Reality bites, as the saying goes. And for oh-so-much of adulthood, that’s true. But when it comes to parenting? Reality rocks.
No, not the endless, sleepless nights. Or the teething. Or the projectile vomit at the most inopportune moments. Or—well, I could go on, but every parent on the planet knows the rest of that list all too well.
No, reality rocks when you’re trying to pull off a successful family vacation with the kids. It was definitely the key to enjoying Disney World with my 3-year-old last week, I’ll tell you that. By being realistic about his limits and tempering my expectations, I avoided a lot of heartache, tears and tantrums—for him and for me.
So here are my 7 golden rules for navigating your way through a day at the happiest place on Earth—and any other big family vacation—without losing your mind.
Get an early start. Even if you’re not a morning person, when planning a big day out, it’s wise to wake up bright and early, suck it up and suck down 10 gallons of caffeine. (Conservative estimate.) At Disney, the lines are shorter in the morning and it’s not as oppressively hot. But more important and no matter where you are, kids tend to be much more alert, interested and happy in the morning and when they’re not pushed past the point of exhaustion. Once nap time—or former nap time, as the case may be—hits, things can go downhill quickly.
Always keep your bag stocked with two snacks and one drink. I am totally jealous of those moms whose bags are prepared for War Games–style thermonuclear toddler war. Sadly, that is just not me. But even I can swing packing two snacks (say, a granola bar and raisins) and some water. Even the most minimal snack preparation can ward off potentially disastrous moments until lunchtime. And if your kid isn’t starving, there’s less of a chance that he’ll scream for ice cream and other sugary treats that you don’t want him to have.
Listen to your kid. I won’t lie: I like to plan, and I like my lists. So sometimes I have to remind myself that even if I’ve planned the perfect day for us, it might not be the perfect day for him. Going with the flow will make for a much happier, more enthusiastic little traveler—even if we have go on the Dumbo ride three times in a row.
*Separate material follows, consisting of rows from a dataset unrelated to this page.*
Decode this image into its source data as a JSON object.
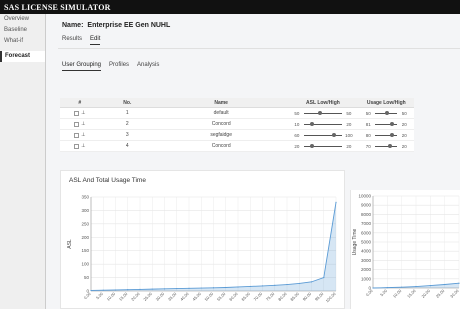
{
  "app": {
    "title": "SAS LICENSE SIMULATOR"
  },
  "sidebar": {
    "items": [
      {
        "label": "Overview"
      },
      {
        "label": "Baseline"
      },
      {
        "label": "What-if"
      },
      {
        "label": "Forecast"
      }
    ]
  },
  "header": {
    "name_label": "Name:",
    "name_value": "Enterprise EE Gen NUHL"
  },
  "top_tabs": [
    "Results",
    "Edit"
  ],
  "sub_tabs": [
    "User Grouping",
    "Profiles",
    "Analysis"
  ],
  "table": {
    "headers": [
      "#",
      "No.",
      "Name",
      "ASL Low/High",
      "Usage Low/High"
    ],
    "rows": [
      {
        "no": "1",
        "name": "default",
        "asl_low": "50",
        "asl_high": "50",
        "usage_low": "50",
        "usage_high": "50"
      },
      {
        "no": "2",
        "name": "Concord",
        "asl_low": "10",
        "asl_high": "20",
        "usage_low": "81",
        "usage_high": "20"
      },
      {
        "no": "3",
        "name": "segfaidge",
        "asl_low": "60",
        "asl_high": "100",
        "usage_low": "80",
        "usage_high": "20"
      },
      {
        "no": "4",
        "name": "Concord",
        "asl_low": "20",
        "asl_high": "20",
        "usage_low": "70",
        "usage_high": "20"
      }
    ]
  },
  "colors": {
    "line": "#5b9bd5",
    "grid": "#e6e6e6",
    "titlebar": "#111111"
  },
  "chart_data": [
    {
      "type": "area",
      "title": "ASL And Total Usage Time",
      "ylabel": "ASL",
      "ylim": [
        0,
        350
      ],
      "yticks": [
        "0",
        "50",
        "100",
        "150",
        "200",
        "250",
        "300",
        "350"
      ],
      "x": [
        "0.00",
        "5.00",
        "10.00",
        "15.00",
        "20.00",
        "25.00",
        "30.00",
        "35.00",
        "40.00",
        "45.00",
        "50.00",
        "55.00",
        "60.00",
        "65.00",
        "70.00",
        "75.00",
        "80.00",
        "85.00",
        "90.00",
        "95.00",
        "100.00"
      ],
      "values": [
        2,
        3,
        4,
        5,
        6,
        7,
        8,
        9,
        10,
        11,
        12,
        13,
        15,
        17,
        19,
        21,
        24,
        28,
        34,
        50,
        330
      ]
    },
    {
      "type": "area",
      "title": "",
      "ylabel": "Usage Time",
      "ylim": [
        0,
        10000
      ],
      "yticks": [
        "0",
        "1000",
        "2000",
        "3000",
        "4000",
        "5000",
        "6000",
        "7000",
        "8000",
        "9000",
        "10000"
      ],
      "x": [
        "0.00",
        "5.00",
        "10.00",
        "15.00",
        "20.00",
        "25.00",
        "30.00"
      ],
      "values": [
        0,
        40,
        90,
        160,
        260,
        380,
        520
      ]
    }
  ]
}
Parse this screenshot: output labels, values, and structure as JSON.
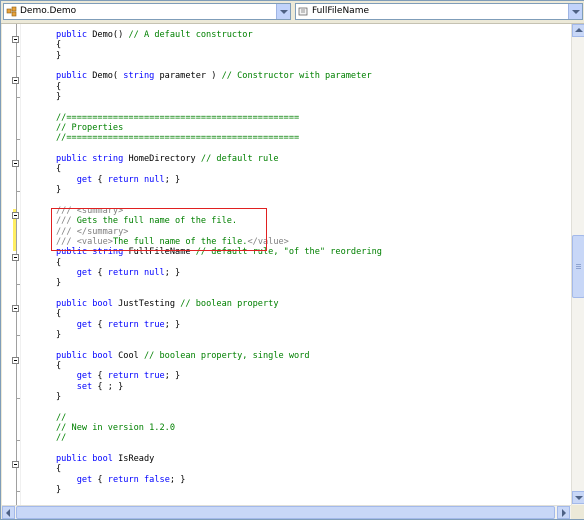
{
  "nav": {
    "class_combo": {
      "value": "Demo.Demo",
      "icon": "class-icon"
    },
    "member_combo": {
      "value": "FullFileName",
      "icon": "property-icon"
    }
  },
  "colors": {
    "keyword": "#0000ff",
    "comment": "#008000",
    "doc": "#808080",
    "highlight": "#e02020"
  },
  "code_lines": [
    "public Demo() // A default constructor",
    "{",
    "}",
    "",
    "public Demo( string parameter ) // Constructor with parameter",
    "{",
    "}",
    "",
    "//=============================================",
    "// Properties",
    "//=============================================",
    "",
    "public string HomeDirectory // default rule",
    "{",
    "    get { return null; }",
    "}",
    "",
    "/// <summary>",
    "/// Gets the full name of the file.",
    "/// </summary>",
    "/// <value>The full name of the file.</value>",
    "public string FullFileName // default rule, \"of the\" reordering",
    "{",
    "    get { return null; }",
    "}",
    "",
    "public bool JustTesting // boolean property",
    "{",
    "    get { return true; }",
    "}",
    "",
    "public bool Cool // boolean property, single word",
    "{",
    "    get { return true; }",
    "    set { ; }",
    "}",
    "",
    "//",
    "// New in version 1.2.0",
    "//",
    "",
    "public bool IsReady",
    "{",
    "    get { return false; }",
    "}"
  ]
}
Turn transitions into games. Don’t get me wrong: I’m way too Type-A to throw my list completely out the window. But if you can motivate your kid to move on to the next thing in a fun way instead of an authoritarian one—i.e., suggesting an impromptu scavenger hunt to find different-sized rocks or asking him to help you "read" a map instead of saying, “We’re going there now because I said so”—you’ll still get your way in the end.
Know when it’s quitting time. Since we were arriving at the Disney parks just before they opened at 9 each day, I suspected that 2-ish would be our limit for fun. That gave us 5 hours of lines and rides…in the heat…with the overexcitement that comes with a major amusement park…after being out late the night before…and not getting anywhere near enough sleep. Sure, I pushed it a little on some days, but I kept my eyes peeled for the signs of potential disaster. See below.
Pay attention to pre-meltdown clues. For my son, it’s usually a sudden bout of klutziness. His feet become his enemies, and due to sheer exhaustion, he’s in danger of falling down and not getting up again. Other signs: a touch of whininess, eye-rubbing or a far-away, glazed-over look. Whatever it is, it’s different than what preceded it, and it’s time to shut down the fun—and fast.
When all else fails, make a break for it. Sometimes you’ve ignored the signs, you were having too much fun and stayed out for too long, or the universe just wanted to laugh at you. And all of the sudden, your kid is screaming and making a scene worthy of the Tower of Terror. When reason doesn’t work and when bribes don’t work, pick up your kid, strap him in (if you’re lucky enough to have a stroller with you) and get the hell out of there. There’s no shame in that. Well, there might be a little shame, but keep your head down and remember this: No one knows you there, so who cares.